Excerpted records:
______________________________
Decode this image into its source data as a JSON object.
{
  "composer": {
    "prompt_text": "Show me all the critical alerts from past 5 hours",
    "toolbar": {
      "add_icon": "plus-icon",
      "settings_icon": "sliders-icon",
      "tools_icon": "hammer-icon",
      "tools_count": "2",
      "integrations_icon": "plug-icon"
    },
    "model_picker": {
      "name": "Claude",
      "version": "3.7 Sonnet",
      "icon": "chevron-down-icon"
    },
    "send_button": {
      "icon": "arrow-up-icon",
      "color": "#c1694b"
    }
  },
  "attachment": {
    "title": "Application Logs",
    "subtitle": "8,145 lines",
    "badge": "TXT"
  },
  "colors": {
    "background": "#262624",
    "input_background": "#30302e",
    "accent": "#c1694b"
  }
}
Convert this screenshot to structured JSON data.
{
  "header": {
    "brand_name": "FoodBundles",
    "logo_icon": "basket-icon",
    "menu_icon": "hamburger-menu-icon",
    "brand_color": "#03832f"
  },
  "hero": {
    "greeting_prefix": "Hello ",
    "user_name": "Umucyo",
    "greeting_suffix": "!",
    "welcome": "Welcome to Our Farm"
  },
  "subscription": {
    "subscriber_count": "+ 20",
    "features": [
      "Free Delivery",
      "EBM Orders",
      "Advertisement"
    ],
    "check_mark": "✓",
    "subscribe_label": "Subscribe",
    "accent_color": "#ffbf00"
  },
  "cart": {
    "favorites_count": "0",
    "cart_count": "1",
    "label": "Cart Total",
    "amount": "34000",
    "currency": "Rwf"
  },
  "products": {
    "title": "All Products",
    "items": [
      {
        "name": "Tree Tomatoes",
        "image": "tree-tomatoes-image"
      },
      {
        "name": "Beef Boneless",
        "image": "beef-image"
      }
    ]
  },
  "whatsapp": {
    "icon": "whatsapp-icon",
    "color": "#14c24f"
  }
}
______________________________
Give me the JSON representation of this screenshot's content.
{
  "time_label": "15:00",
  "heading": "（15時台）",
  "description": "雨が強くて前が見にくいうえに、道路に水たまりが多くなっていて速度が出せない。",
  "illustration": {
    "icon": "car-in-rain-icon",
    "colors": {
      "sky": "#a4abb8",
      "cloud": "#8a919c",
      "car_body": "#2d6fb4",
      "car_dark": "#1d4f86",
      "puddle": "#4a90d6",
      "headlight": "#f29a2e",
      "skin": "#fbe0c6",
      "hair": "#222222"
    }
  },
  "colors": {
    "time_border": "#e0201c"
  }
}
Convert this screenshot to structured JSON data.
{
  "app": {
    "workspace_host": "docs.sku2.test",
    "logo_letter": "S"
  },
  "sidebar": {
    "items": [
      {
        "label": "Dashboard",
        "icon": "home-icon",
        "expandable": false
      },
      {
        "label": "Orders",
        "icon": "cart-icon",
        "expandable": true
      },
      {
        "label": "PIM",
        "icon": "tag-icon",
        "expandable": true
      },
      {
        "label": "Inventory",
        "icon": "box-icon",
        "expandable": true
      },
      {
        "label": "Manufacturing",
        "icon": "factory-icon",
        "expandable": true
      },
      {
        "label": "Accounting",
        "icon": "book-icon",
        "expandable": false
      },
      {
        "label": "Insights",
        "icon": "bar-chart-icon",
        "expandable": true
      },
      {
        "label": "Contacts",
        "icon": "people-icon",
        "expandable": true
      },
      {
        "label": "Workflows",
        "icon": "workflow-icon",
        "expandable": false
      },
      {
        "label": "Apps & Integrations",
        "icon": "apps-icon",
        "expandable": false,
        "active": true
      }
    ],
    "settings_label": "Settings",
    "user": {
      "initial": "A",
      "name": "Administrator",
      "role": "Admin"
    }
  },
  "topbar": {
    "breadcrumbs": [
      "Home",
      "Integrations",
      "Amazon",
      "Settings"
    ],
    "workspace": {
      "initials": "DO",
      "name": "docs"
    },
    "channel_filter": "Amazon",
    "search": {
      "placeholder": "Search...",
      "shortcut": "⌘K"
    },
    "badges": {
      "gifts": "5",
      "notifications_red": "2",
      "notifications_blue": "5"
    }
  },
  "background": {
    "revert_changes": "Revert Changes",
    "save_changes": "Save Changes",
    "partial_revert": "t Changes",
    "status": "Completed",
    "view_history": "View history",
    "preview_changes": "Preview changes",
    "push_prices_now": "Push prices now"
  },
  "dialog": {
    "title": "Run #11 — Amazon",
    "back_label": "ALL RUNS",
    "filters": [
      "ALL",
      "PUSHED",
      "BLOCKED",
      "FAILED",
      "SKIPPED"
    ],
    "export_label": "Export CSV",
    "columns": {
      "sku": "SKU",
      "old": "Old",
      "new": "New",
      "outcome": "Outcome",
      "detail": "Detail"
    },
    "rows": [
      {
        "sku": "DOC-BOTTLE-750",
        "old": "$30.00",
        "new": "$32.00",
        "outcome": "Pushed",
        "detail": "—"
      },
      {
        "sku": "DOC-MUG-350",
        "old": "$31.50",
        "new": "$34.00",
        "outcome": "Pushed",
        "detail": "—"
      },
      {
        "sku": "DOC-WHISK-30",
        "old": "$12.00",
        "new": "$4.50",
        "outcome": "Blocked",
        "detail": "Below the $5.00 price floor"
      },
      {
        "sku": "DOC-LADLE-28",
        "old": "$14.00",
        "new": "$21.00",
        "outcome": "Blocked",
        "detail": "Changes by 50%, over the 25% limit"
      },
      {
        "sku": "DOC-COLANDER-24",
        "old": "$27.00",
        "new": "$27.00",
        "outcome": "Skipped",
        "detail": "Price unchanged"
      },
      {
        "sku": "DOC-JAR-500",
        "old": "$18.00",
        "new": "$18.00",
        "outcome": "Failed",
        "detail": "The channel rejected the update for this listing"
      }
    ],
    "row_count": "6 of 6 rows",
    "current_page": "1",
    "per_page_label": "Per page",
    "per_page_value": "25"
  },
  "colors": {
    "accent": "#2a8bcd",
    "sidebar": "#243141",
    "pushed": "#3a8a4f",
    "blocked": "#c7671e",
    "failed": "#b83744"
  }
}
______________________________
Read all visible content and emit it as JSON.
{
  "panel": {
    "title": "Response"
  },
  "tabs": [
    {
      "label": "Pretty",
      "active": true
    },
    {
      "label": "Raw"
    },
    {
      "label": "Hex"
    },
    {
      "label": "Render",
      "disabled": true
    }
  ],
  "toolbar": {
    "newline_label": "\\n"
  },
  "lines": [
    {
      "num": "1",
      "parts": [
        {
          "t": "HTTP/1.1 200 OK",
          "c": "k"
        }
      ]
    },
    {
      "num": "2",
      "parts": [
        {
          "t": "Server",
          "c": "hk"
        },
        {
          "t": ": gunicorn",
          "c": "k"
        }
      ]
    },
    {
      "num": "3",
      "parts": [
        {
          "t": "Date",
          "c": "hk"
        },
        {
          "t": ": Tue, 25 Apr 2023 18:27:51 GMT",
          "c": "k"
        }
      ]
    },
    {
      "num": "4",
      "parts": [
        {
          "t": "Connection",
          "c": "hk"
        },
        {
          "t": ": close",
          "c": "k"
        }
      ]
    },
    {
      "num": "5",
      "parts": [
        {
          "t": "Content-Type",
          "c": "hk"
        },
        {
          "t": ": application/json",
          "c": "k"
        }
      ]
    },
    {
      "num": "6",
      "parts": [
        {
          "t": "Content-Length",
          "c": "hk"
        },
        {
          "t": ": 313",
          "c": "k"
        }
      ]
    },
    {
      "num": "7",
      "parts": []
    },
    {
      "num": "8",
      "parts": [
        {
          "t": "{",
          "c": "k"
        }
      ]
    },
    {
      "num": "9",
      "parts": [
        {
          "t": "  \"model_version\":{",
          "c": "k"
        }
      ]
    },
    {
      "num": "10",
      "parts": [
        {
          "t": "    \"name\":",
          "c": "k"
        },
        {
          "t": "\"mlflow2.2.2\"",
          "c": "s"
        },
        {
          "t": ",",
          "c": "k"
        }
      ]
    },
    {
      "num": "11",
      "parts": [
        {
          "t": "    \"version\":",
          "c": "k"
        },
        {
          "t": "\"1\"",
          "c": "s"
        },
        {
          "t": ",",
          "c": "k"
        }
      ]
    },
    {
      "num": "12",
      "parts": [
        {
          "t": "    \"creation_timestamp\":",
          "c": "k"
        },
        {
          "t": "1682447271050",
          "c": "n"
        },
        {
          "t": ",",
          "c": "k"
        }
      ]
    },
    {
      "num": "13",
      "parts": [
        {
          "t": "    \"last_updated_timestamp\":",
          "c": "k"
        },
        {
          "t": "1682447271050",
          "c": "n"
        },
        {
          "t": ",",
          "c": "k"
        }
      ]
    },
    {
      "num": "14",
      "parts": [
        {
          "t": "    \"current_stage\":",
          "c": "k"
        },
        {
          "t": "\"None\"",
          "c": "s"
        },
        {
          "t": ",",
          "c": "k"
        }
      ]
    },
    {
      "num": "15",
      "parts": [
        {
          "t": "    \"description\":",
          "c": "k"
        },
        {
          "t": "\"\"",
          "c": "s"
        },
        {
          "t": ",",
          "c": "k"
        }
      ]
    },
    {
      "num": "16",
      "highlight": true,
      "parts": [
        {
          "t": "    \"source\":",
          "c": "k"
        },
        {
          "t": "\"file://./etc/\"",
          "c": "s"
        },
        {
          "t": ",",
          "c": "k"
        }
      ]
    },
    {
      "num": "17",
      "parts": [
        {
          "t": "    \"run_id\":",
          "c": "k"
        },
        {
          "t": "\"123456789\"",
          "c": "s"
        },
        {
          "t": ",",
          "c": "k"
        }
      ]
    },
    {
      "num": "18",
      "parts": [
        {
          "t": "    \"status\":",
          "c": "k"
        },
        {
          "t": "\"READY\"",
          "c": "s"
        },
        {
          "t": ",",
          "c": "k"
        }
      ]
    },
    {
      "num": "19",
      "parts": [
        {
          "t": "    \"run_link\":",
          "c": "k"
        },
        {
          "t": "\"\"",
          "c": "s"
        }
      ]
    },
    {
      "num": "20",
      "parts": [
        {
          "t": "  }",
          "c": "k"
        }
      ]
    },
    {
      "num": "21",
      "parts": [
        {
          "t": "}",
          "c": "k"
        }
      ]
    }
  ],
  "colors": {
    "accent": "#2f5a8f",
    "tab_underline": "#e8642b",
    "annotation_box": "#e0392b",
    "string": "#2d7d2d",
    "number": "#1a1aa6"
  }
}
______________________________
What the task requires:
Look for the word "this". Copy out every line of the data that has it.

Exercise response:
Decode this image into its source data as a JSON object.
Convert this screenshot to structured JSON data.
Give me the JSON representation of this screenshot's content.
Convert this screenshot to structured JSON data.
        "detail": "The channel rejected the update for this listing"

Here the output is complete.